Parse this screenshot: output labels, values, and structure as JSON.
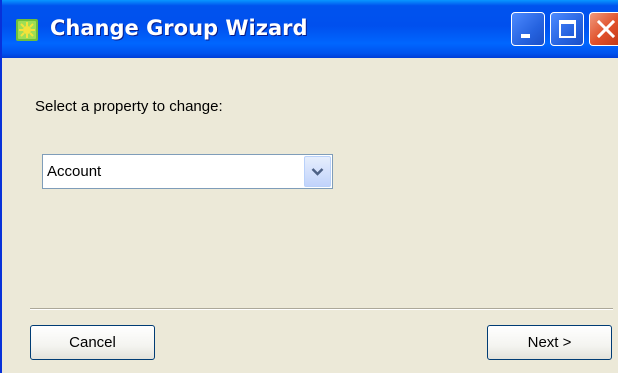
{
  "window": {
    "title": "Change Group Wizard"
  },
  "icons": {
    "title_icon": "wizard-app-icon",
    "minimize": "minimize-icon",
    "maximize": "maximize-icon",
    "close": "close-icon",
    "dropdown": "chevron-down-icon"
  },
  "colors": {
    "title_bar": "#0054e3",
    "dialog_background": "#ece9d8",
    "close_button": "#e0502a",
    "field_border": "#7f9db9"
  },
  "form": {
    "prompt": "Select a property to change:",
    "property_select": {
      "selected": "Account"
    }
  },
  "buttons": {
    "cancel": "Cancel",
    "next": "Next >"
  }
}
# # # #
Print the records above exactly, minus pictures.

Response to this task:
Parse this screenshot: output labels, values, and structure as JSON.
{
  "window": {
    "title": "Change Group Wizard"
  },
  "icons": {
    "title_icon": "wizard-app-icon",
    "minimize": "minimize-icon",
    "maximize": "maximize-icon",
    "close": "close-icon",
    "dropdown": "chevron-down-icon"
  },
  "colors": {
    "title_bar": "#0054e3",
    "dialog_background": "#ece9d8",
    "close_button": "#e0502a",
    "field_border": "#7f9db9"
  },
  "form": {
    "prompt": "Select a property to change:",
    "property_select": {
      "selected": "Account"
    }
  },
  "buttons": {
    "cancel": "Cancel",
    "next": "Next >"
  }
}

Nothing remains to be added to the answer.